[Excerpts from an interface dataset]
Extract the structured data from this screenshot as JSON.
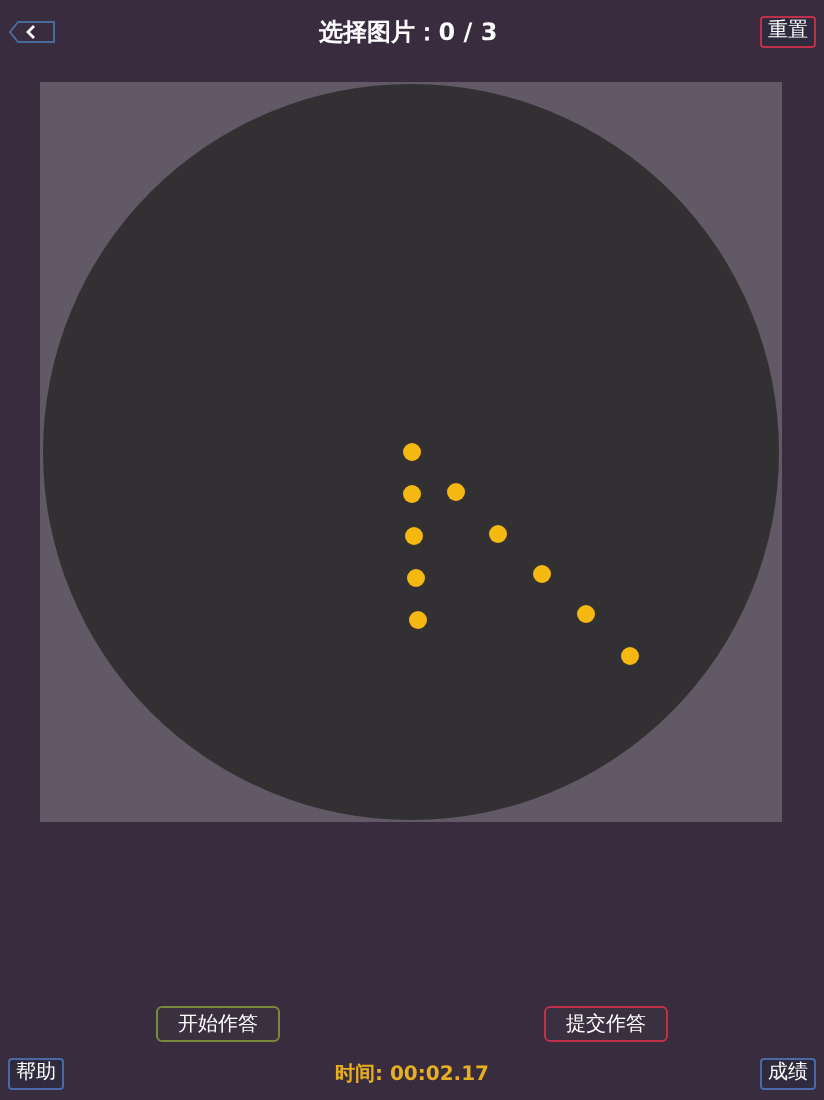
{
  "header": {
    "title": "选择图片：0 / 3",
    "reset_button": "重置"
  },
  "actions": {
    "start_button": "开始作答",
    "submit_button": "提交作答"
  },
  "footer": {
    "help_button": "帮助",
    "timer": "时间: 00:02.17",
    "score_button": "成绩"
  }
}
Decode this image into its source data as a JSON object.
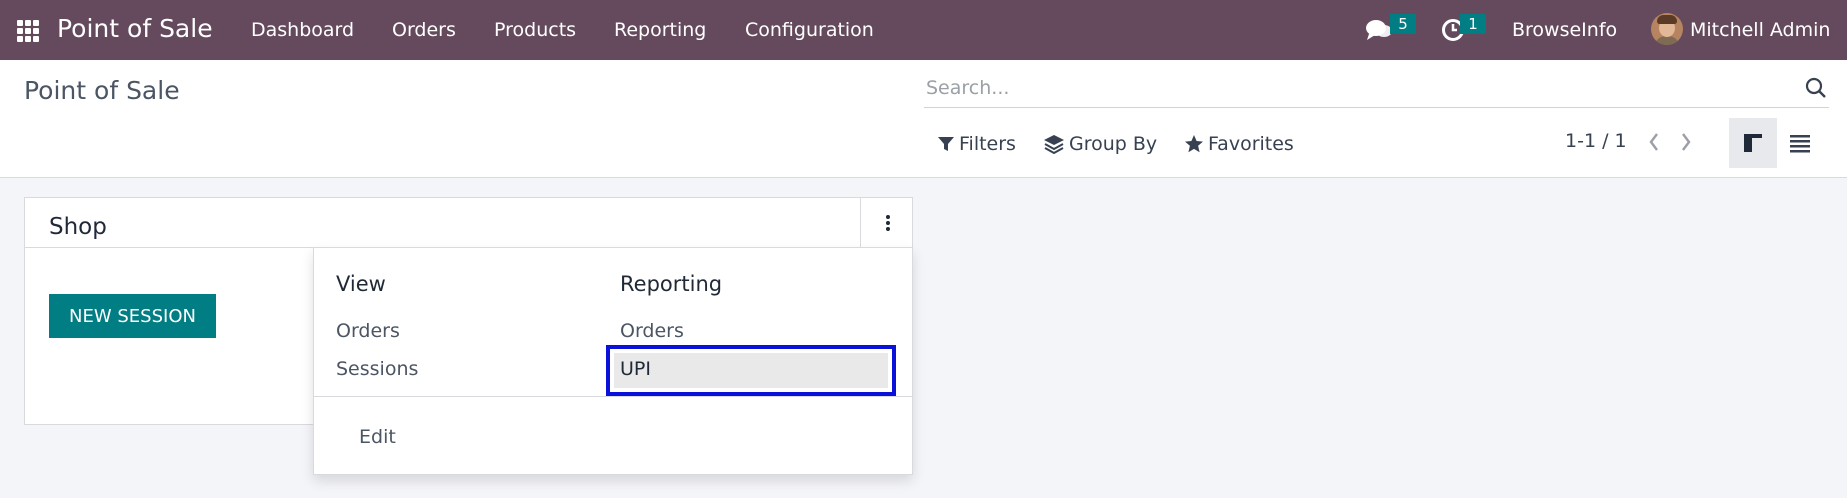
{
  "navbar": {
    "brand": "Point of Sale",
    "menu": [
      "Dashboard",
      "Orders",
      "Products",
      "Reporting",
      "Configuration"
    ],
    "messages_count": "5",
    "activities_count": "1",
    "company": "BrowseInfo",
    "user": "Mitchell Admin"
  },
  "control_panel": {
    "title": "Point of Sale",
    "search_placeholder": "Search...",
    "filters_label": "Filters",
    "group_by_label": "Group By",
    "favorites_label": "Favorites",
    "pager": "1-1 / 1"
  },
  "card": {
    "title": "Shop",
    "new_session_label": "NEW SESSION"
  },
  "dropdown": {
    "view_heading": "View",
    "view_items": [
      "Orders",
      "Sessions"
    ],
    "reporting_heading": "Reporting",
    "reporting_items": [
      "Orders",
      "UPI"
    ],
    "edit_label": "Edit"
  },
  "colors": {
    "navbar": "#654a5e",
    "primary": "#017e84",
    "highlight_border": "#0a11d8"
  }
}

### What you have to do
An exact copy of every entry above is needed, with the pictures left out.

### Task output
Extract the structured data from this screenshot as JSON.
{
  "header": {
    "title": "选择图片：0 / 3",
    "reset_button": "重置"
  },
  "actions": {
    "start_button": "开始作答",
    "submit_button": "提交作答"
  },
  "footer": {
    "help_button": "帮助",
    "timer": "时间: 00:02.17",
    "score_button": "成绩"
  }
}
Decode this image into its source data as a JSON object.
{
  "navbar": {
    "brand": "Point of Sale",
    "menu": [
      "Dashboard",
      "Orders",
      "Products",
      "Reporting",
      "Configuration"
    ],
    "messages_count": "5",
    "activities_count": "1",
    "company": "BrowseInfo",
    "user": "Mitchell Admin"
  },
  "control_panel": {
    "title": "Point of Sale",
    "search_placeholder": "Search...",
    "filters_label": "Filters",
    "group_by_label": "Group By",
    "favorites_label": "Favorites",
    "pager": "1-1 / 1"
  },
  "card": {
    "title": "Shop",
    "new_session_label": "NEW SESSION"
  },
  "dropdown": {
    "view_heading": "View",
    "view_items": [
      "Orders",
      "Sessions"
    ],
    "reporting_heading": "Reporting",
    "reporting_items": [
      "Orders",
      "UPI"
    ],
    "edit_label": "Edit"
  },
  "colors": {
    "navbar": "#654a5e",
    "primary": "#017e84",
    "highlight_border": "#0a11d8"
  }
}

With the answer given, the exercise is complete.